was not true for software based MPEG2 decoders like AVIVO and MPC-HC, which is
not surprising given the platform’s trade-offs.

This result was consistent across all of the media
types tested.  When the GPU was leveraged
video playback was smooth, and even demanding media like 1080i HD PVR captures
were handled without problems.  On the
other hand, when the content was not hardware accelerated results were
poor.  This includes flash (Hulu) which
worked OK in a window but stuttered horribly in full-screen (thankfully Nvidia
and Adobe are working on a solution for ION users) and VC-1 content contained
in MKV.


Despite some minor flaws, the ASUS AT3N7A-I is a
solid solution for the SFF crowd.  Nvidia
does a good job of combining the strengths of the Atom (low power usage) with
those of their IGP (hardware acceleration) to cover the media playback features
missing from the base Atom platform. 
Available for $160, it’s very reasonably priced for an ITX solution.

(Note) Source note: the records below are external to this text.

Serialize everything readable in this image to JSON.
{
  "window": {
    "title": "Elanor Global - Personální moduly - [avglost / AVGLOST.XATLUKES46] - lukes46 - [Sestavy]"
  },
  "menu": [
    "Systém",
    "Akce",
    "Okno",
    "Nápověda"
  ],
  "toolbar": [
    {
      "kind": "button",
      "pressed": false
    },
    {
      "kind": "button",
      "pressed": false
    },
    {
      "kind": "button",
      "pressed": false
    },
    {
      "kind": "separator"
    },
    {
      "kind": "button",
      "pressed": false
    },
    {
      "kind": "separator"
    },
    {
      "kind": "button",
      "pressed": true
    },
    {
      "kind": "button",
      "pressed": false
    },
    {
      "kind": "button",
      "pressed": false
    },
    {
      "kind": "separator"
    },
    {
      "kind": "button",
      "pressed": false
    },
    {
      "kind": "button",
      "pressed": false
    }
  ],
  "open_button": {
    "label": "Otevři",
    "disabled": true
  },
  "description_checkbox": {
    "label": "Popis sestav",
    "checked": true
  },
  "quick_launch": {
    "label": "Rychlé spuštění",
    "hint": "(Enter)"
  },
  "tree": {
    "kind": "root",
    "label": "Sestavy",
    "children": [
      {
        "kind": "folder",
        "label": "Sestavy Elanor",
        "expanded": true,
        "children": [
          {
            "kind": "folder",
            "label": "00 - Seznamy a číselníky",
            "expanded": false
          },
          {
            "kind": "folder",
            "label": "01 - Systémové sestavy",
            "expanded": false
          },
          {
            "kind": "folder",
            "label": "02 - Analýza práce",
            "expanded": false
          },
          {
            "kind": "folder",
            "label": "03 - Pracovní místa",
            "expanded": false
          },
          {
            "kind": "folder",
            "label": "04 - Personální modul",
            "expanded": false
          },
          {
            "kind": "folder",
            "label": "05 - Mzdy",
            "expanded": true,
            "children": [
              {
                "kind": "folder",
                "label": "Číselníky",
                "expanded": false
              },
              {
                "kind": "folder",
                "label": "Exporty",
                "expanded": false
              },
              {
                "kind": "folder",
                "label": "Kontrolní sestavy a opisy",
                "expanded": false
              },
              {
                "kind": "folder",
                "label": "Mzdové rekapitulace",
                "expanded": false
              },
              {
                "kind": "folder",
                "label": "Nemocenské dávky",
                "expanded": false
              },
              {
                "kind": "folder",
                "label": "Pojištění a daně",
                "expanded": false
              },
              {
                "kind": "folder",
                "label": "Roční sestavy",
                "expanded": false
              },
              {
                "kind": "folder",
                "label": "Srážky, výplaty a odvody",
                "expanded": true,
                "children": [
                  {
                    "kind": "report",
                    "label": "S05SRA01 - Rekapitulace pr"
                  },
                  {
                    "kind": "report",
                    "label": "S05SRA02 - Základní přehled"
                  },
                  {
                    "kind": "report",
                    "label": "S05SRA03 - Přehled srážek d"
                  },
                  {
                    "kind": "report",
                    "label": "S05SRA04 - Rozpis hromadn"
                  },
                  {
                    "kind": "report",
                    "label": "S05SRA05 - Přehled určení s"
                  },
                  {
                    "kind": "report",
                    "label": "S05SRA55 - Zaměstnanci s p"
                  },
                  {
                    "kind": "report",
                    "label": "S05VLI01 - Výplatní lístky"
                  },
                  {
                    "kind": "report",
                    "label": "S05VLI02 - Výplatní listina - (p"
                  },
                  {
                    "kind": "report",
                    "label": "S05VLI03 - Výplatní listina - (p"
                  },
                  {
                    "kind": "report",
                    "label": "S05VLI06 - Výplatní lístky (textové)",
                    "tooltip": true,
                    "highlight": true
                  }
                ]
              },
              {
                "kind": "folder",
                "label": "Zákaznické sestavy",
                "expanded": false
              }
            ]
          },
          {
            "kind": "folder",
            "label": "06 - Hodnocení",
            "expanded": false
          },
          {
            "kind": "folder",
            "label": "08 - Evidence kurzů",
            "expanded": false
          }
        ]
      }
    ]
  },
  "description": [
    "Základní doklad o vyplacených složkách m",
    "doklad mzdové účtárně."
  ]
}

  • Size
  • Low power
  • Good
    Blu-ray playback
  • 8 Channel
    LPCM support
  • Coaxial
    and Optical S/PDIF


  • Loud fan
  • Colorspace
    issues with HDMI
  • Power LED
    blinks in S3

Special thanks to
Nvidia for providing the unit for review.